START ENTRIES SUPPLIED

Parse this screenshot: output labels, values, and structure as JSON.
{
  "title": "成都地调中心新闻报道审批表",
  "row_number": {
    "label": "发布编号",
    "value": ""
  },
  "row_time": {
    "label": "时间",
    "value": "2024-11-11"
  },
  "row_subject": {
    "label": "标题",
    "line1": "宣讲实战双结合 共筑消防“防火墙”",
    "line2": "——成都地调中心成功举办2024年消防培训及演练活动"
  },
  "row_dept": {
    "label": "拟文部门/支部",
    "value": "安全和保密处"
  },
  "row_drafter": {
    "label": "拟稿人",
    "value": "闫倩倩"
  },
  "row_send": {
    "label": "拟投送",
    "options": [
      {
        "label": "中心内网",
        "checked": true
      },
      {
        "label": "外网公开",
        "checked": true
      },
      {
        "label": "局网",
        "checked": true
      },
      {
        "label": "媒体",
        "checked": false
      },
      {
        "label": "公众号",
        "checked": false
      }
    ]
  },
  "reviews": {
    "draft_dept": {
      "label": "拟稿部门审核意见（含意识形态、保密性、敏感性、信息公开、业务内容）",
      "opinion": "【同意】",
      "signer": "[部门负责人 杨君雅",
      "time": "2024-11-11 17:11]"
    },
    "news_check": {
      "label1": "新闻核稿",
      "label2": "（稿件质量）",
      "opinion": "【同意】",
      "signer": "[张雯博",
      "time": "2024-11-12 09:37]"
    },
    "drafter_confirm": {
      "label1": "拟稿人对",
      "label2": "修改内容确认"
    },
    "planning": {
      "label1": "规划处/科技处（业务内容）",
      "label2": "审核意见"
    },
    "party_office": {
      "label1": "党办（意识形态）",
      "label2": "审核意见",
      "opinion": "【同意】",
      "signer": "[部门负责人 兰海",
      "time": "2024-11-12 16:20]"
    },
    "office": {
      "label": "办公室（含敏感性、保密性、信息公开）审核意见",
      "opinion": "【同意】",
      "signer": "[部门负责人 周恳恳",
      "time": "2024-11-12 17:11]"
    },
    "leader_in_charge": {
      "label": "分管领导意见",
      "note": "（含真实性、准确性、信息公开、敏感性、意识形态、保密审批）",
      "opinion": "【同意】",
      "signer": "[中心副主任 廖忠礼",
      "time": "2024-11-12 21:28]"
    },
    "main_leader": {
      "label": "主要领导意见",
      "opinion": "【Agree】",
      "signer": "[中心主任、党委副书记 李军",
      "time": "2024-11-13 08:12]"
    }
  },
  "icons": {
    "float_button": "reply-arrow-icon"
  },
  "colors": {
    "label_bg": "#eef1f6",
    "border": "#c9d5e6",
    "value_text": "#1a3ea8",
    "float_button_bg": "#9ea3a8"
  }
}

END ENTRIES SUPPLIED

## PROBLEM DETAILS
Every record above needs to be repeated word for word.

## RESPONSE FOR THIS EXERCISE
Parse this screenshot: output labels, values, and structure as JSON.
{
  "title": "成都地调中心新闻报道审批表",
  "row_number": {
    "label": "发布编号",
    "value": ""
  },
  "row_time": {
    "label": "时间",
    "value": "2024-11-11"
  },
  "row_subject": {
    "label": "标题",
    "line1": "宣讲实战双结合 共筑消防“防火墙”",
    "line2": "——成都地调中心成功举办2024年消防培训及演练活动"
  },
  "row_dept": {
    "label": "拟文部门/支部",
    "value": "安全和保密处"
  },
  "row_drafter": {
    "label": "拟稿人",
    "value": "闫倩倩"
  },
  "row_send": {
    "label": "拟投送",
    "options": [
      {
        "label": "中心内网",
        "checked": true
      },
      {
        "label": "外网公开",
        "checked": true
      },
      {
        "label": "局网",
        "checked": true
      },
      {
        "label": "媒体",
        "checked": false
      },
      {
        "label": "公众号",
        "checked": false
      }
    ]
  },
  "reviews": {
    "draft_dept": {
      "label": "拟稿部门审核意见（含意识形态、保密性、敏感性、信息公开、业务内容）",
      "opinion": "【同意】",
      "signer": "[部门负责人 杨君雅",
      "time": "2024-11-11 17:11]"
    },
    "news_check": {
      "label1": "新闻核稿",
      "label2": "（稿件质量）",
      "opinion": "【同意】",
      "signer": "[张雯博",
      "time": "2024-11-12 09:37]"
    },
    "drafter_confirm": {
      "label1": "拟稿人对",
      "label2": "修改内容确认"
    },
    "planning": {
      "label1": "规划处/科技处（业务内容）",
      "label2": "审核意见"
    },
    "party_office": {
      "label1": "党办（意识形态）",
      "label2": "审核意见",
      "opinion": "【同意】",
      "signer": "[部门负责人 兰海",
      "time": "2024-11-12 16:20]"
    },
    "office": {
      "label": "办公室（含敏感性、保密性、信息公开）审核意见",
      "opinion": "【同意】",
      "signer": "[部门负责人 周恳恳",
      "time": "2024-11-12 17:11]"
    },
    "leader_in_charge": {
      "label": "分管领导意见",
      "note": "（含真实性、准确性、信息公开、敏感性、意识形态、保密审批）",
      "opinion": "【同意】",
      "signer": "[中心副主任 廖忠礼",
      "time": "2024-11-12 21:28]"
    },
    "main_leader": {
      "label": "主要领导意见",
      "opinion": "【Agree】",
      "signer": "[中心主任、党委副书记 李军",
      "time": "2024-11-13 08:12]"
    }
  },
  "icons": {
    "float_button": "reply-arrow-icon"
  },
  "colors": {
    "label_bg": "#eef1f6",
    "border": "#c9d5e6",
    "value_text": "#1a3ea8",
    "float_button_bg": "#9ea3a8"
  }
}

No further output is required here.